Here, on Mexico’s southern border, the debate over illegal immigration is impossible to ignore as droves of the undocumented travel daily before our door. The trains in front of the orphanage, often overflowing but never without at least a few faces of Central and South Americans who believe the metal frame they are clinging to will whisk them away to the promised land.
Faces mingled with hope and fear, pain and desperation… usually belonging to young men, although it is not uncommon to see older men, women, pregnant women or even children sleeping on the tracks waiting for the next departure. They run the risk of being shot at or chopped down by machetes. Often they are robbed and forced to travel without funds. You can always find them sleeping on the streets.
Regardless of where one stands on the immigration issue, the question arises, “What pushes a person to risk their life in this manner? What kind of hell are they escaping that justifies the sacrifice they are making?” The train ride is free but we know that for these people there is no such a thing as a free ride. Hope comes at a high cost. Nothing has made me love America more than being forced to live far from her shores, yet in these days when the economy is down and unemployment is rising the question is easy to ask,
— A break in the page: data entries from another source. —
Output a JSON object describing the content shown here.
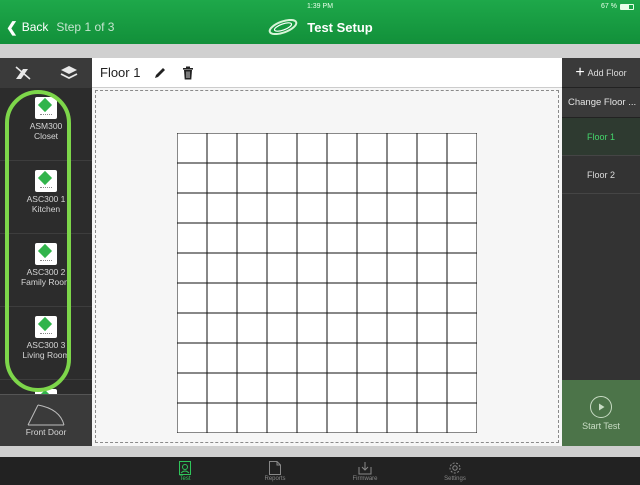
{
  "status": {
    "time": "1:39 PM",
    "battery": "67 %",
    "battery_level": 0.67
  },
  "nav": {
    "back_label": "Back",
    "step": "Step 1 of 3",
    "title": "Test Setup"
  },
  "toolbar": {
    "left_icons": [
      "eraser-icon",
      "layers-icon"
    ]
  },
  "devices": [
    {
      "line1": "ASM300",
      "line2": "Closet"
    },
    {
      "line1": "ASC300 1",
      "line2": "Kitchen"
    },
    {
      "line1": "ASC300 2",
      "line2": "Family Room"
    },
    {
      "line1": "ASC300 3",
      "line2": "Living Room"
    }
  ],
  "front_door": {
    "label": "Front Door"
  },
  "floor_plan": {
    "floor_name": "Floor 1",
    "grid_rows": 10,
    "grid_cols": 10
  },
  "right_panel": {
    "add_floor": "Add Floor",
    "change_floor": "Change Floor ...",
    "floors": [
      "Floor 1",
      "Floor 2"
    ],
    "selected_floor": "Floor 1",
    "start_test": "Start Test"
  },
  "tabs": [
    {
      "label": "Test",
      "icon": "test-icon",
      "active": true
    },
    {
      "label": "Reports",
      "icon": "reports-icon",
      "active": false
    },
    {
      "label": "Firmware",
      "icon": "firmware-icon",
      "active": false
    },
    {
      "label": "Settings",
      "icon": "settings-icon",
      "active": false
    }
  ],
  "colors": {
    "accent": "#1ea84a",
    "highlight_oval": "#7dd64a",
    "active_floor": "#44d66b",
    "start_test_bg": "#4c7449"
  }
}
I am not suggesting that we condone breaking the law. Illegal entry into the US needs to be stopped, it is dangerous for all who are involved… especially for those who are entering illegally. But along with securing our borders immigration legislation must be revised to allow a greater number of honest hardworking individuals to enter the country legally and filter out those who possibly pose a threat to our nation… and if not, then perhaps we should change the words of hope inscribed on the Statue of Liberty …
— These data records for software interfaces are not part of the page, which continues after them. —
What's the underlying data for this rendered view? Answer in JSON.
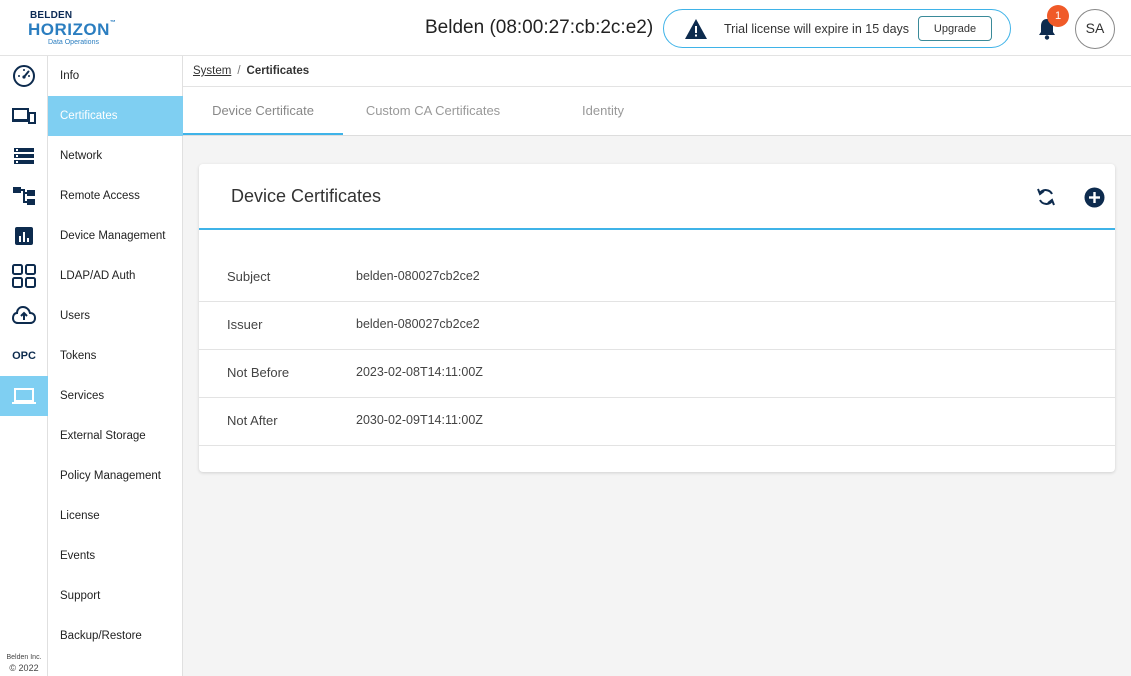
{
  "header": {
    "logo": {
      "line1": "BELDEN",
      "line2": "HORIZON",
      "tm": "™",
      "line3": "Data Operations"
    },
    "device_title": "Belden (08:00:27:cb:2c:e2)",
    "license_message": "Trial license will expire in 15 days",
    "upgrade_label": "Upgrade",
    "notification_count": "1",
    "avatar_initials": "SA"
  },
  "rail": {
    "items": [
      {
        "icon": "dashboard-gauge-icon"
      },
      {
        "icon": "devices-icon"
      },
      {
        "icon": "list-server-icon"
      },
      {
        "icon": "hierarchy-tree-icon"
      },
      {
        "icon": "bar-chart-icon"
      },
      {
        "icon": "apps-grid-icon"
      },
      {
        "icon": "cloud-upload-icon"
      },
      {
        "icon": "opc-text-icon",
        "label": "OPC"
      },
      {
        "icon": "laptop-system-icon",
        "active": true
      }
    ],
    "copyright_line1": "Belden Inc.",
    "copyright_line2": "© 2022"
  },
  "subnav": {
    "items": [
      {
        "label": "Info"
      },
      {
        "label": "Certificates",
        "active": true
      },
      {
        "label": "Network"
      },
      {
        "label": "Remote Access"
      },
      {
        "label": "Device Management"
      },
      {
        "label": "LDAP/AD Auth"
      },
      {
        "label": "Users"
      },
      {
        "label": "Tokens"
      },
      {
        "label": "Services"
      },
      {
        "label": "External Storage"
      },
      {
        "label": "Policy Management"
      },
      {
        "label": "License"
      },
      {
        "label": "Events"
      },
      {
        "label": "Support"
      },
      {
        "label": "Backup/Restore"
      }
    ]
  },
  "breadcrumb": {
    "parent": "System",
    "separator": "/",
    "current": "Certificates"
  },
  "tabs": [
    {
      "label": "Device Certificate",
      "active": true
    },
    {
      "label": "Custom CA Certificates"
    },
    {
      "label": "Identity"
    }
  ],
  "card": {
    "title": "Device Certificates",
    "rows": [
      {
        "key": "Subject",
        "value": "belden-080027cb2ce2"
      },
      {
        "key": "Issuer",
        "value": "belden-080027cb2ce2"
      },
      {
        "key": "Not Before",
        "value": "2023-02-08T14:11:00Z"
      },
      {
        "key": "Not After",
        "value": "2030-02-09T14:11:00Z"
      }
    ]
  },
  "colors": {
    "accent": "#3fb3e8",
    "active_nav": "#7fcff2",
    "badge": "#f05a28",
    "dark_icon": "#0d2b4e"
  }
}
Give me your tired, your poor,
Your huddled masses yearning to breathe free,
The wretched refuse of your teeming shore.
Send these — the homeless, tempest-tossed — to me;
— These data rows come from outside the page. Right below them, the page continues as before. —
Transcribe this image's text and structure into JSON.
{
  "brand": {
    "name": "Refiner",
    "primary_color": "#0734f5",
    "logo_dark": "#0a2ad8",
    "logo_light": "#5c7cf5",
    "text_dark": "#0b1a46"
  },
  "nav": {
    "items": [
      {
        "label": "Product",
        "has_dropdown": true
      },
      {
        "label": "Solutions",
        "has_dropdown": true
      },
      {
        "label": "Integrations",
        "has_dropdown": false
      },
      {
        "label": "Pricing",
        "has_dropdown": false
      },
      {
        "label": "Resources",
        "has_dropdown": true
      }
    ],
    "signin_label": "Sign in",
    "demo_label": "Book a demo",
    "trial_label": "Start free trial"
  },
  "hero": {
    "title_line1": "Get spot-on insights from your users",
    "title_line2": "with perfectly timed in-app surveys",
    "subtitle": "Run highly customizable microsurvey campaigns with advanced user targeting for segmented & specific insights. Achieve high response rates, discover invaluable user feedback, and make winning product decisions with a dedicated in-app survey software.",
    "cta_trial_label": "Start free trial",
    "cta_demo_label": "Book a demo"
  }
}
I lift my lamp beside the Golden Door
–the words of Emma Lazarus inscribed on the base of the Statue of Liberty